(DATA SHOWN)

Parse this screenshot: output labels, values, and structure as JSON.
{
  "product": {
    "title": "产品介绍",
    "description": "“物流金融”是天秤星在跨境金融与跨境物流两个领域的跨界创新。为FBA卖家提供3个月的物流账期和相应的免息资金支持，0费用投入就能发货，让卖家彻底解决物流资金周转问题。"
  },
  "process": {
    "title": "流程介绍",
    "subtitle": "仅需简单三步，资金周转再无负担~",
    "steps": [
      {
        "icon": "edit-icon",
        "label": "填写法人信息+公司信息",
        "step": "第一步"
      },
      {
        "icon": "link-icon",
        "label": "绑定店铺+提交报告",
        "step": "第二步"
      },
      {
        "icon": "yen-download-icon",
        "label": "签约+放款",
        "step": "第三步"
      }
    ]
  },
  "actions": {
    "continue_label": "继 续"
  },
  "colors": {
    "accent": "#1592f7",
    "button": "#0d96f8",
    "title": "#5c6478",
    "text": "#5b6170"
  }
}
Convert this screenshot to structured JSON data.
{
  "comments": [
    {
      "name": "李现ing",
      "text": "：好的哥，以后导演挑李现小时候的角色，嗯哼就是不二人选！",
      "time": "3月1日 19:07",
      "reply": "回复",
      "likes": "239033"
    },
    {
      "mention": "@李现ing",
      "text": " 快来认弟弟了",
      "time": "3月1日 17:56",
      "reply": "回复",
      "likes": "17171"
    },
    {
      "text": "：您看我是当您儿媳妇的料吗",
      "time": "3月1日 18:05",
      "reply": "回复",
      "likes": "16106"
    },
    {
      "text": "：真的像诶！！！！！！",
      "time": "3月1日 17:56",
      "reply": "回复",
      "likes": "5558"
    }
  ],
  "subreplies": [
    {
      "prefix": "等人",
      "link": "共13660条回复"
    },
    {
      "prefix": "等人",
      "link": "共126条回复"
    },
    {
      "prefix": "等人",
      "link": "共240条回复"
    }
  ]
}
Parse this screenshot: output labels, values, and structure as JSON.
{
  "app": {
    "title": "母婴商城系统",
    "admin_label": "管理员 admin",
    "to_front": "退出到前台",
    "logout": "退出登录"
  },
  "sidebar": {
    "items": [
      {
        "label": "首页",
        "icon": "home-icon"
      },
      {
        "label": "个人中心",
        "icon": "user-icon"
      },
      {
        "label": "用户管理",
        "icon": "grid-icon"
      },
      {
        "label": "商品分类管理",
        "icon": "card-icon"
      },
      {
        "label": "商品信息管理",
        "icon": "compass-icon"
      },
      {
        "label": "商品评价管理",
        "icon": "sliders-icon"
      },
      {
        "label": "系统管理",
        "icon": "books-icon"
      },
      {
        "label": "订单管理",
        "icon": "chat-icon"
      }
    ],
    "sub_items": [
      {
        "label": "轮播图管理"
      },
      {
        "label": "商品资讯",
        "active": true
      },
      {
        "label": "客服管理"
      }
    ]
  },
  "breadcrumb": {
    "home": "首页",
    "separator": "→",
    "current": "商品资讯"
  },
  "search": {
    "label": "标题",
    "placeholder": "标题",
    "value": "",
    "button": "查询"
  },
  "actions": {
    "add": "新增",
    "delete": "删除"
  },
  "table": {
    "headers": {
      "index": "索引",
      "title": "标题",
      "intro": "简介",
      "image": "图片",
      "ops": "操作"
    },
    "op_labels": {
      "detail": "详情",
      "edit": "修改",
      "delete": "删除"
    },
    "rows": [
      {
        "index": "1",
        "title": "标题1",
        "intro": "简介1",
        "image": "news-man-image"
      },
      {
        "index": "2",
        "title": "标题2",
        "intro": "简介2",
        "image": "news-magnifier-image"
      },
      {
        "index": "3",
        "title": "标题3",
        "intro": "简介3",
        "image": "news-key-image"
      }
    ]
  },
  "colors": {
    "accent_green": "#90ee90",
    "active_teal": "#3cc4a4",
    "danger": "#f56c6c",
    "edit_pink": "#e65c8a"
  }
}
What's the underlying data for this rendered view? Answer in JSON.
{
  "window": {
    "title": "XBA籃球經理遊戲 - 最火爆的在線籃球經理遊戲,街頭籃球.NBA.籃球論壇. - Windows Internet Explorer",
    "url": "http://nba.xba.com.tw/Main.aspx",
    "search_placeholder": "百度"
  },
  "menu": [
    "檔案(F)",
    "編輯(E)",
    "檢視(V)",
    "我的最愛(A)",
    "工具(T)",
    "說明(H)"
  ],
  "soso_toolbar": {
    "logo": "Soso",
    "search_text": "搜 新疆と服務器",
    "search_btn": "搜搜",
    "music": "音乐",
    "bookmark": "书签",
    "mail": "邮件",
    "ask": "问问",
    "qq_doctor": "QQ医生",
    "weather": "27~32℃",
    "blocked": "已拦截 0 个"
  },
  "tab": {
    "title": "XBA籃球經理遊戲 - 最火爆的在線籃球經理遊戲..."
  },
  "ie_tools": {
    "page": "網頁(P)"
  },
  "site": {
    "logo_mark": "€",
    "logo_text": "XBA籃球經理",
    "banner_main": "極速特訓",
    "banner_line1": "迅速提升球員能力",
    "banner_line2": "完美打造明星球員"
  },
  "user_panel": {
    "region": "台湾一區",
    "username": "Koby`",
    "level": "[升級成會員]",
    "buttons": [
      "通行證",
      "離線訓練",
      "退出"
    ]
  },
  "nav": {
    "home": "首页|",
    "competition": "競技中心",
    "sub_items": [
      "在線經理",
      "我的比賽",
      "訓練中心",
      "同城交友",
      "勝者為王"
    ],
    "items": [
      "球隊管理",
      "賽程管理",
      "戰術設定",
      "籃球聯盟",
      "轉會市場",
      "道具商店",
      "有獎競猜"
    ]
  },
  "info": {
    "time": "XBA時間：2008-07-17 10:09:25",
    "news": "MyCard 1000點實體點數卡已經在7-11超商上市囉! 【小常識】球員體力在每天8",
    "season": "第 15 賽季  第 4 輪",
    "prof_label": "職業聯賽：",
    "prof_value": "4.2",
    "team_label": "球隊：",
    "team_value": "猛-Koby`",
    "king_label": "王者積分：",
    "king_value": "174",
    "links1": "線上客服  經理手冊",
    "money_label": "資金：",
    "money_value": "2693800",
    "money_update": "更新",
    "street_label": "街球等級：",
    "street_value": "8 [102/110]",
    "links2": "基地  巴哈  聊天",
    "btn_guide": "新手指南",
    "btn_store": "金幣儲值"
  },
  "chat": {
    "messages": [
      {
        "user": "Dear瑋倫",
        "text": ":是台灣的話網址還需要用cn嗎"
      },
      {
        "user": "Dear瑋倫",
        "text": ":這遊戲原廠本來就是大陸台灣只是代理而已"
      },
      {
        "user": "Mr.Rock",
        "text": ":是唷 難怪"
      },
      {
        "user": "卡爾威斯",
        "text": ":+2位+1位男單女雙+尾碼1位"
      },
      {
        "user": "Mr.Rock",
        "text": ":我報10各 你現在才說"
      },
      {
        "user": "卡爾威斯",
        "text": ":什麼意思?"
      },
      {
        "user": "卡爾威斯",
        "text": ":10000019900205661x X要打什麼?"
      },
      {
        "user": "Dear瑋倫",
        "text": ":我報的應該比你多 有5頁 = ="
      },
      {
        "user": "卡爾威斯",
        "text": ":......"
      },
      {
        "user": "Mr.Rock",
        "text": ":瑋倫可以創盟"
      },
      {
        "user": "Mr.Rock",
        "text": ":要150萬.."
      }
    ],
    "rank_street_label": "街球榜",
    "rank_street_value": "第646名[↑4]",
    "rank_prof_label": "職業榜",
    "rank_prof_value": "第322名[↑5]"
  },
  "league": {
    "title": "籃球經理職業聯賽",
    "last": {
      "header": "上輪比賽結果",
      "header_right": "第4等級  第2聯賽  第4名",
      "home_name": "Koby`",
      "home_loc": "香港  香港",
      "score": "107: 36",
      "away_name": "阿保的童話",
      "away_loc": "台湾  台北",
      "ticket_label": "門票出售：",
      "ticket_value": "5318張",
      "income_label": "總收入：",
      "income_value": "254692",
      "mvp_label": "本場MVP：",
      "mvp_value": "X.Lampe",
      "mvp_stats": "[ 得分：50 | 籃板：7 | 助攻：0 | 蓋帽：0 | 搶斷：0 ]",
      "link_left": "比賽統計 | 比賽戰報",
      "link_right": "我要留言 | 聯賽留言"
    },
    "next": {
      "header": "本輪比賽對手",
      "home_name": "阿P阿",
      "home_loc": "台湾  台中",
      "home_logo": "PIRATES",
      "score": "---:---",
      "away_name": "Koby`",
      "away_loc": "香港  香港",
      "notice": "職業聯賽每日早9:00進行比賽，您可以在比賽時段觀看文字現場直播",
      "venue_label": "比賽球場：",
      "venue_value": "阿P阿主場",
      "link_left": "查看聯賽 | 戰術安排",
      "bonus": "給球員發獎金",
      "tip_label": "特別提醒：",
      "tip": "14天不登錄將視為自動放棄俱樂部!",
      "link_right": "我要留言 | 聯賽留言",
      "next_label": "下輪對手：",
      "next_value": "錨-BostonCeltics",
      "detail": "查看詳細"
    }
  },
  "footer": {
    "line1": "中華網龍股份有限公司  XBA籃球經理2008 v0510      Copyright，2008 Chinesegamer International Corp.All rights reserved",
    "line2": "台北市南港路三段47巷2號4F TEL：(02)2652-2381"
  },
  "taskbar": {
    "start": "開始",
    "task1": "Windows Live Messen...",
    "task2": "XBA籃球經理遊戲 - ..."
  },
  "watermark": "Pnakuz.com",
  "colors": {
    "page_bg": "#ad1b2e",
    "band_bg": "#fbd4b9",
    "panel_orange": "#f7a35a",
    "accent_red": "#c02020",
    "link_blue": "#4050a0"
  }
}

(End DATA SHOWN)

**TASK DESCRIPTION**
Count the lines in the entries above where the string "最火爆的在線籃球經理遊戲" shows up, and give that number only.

**TASK RESPONSE**
2